The traditional standard of 20 wins remains a high bar, with just a few pitchers getting there each season. There were three 20-game winners in 2016, two in 2015, three in 2014 and one in 2013. The peak for 20-win seasons came in the late '60s and early '70s, when many starters threw a huge number of innings. There were 15 20-game winners in 1969, 14 in 1971, 13 in 1973 (and 1951) and 11 in 1970 and 1974. As the five-man rotation became standard by the 1980s, the 40-game starter became obsolete. Then the complete game neared extinction.

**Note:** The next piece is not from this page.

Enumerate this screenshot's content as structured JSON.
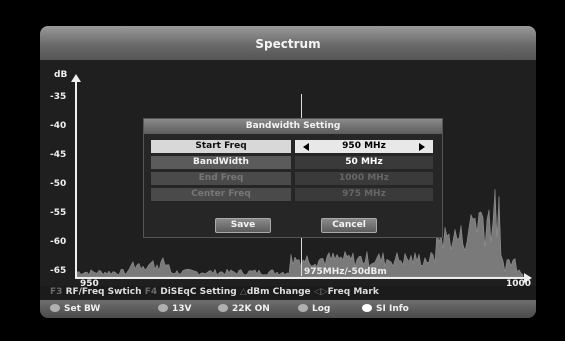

The early years of the NL were tumultuous, with threats from rival leagues and a rebellion by players against the hated "reserve clause", which restricted the free movement of players between clubs. Competitor leagues formed regularly and also disbanded regularly. The most successful was the American Association (1882–1891), sometimes called the "beer and whiskey league" for its tolerance of the sale of alcoholic beverages to spectators. For several years, the NL and American Association champions met in a postseason championship series—the first attempt at a World Series . The two leagues merged in 1892 as a single 12-team NL, but the NL dropped four teams after the 1899 season. This led to the formation of the American League in 1901 under AL president Ban Johnson , and the resulting bidding war for players led to widespread contract-breaking and legal disputes.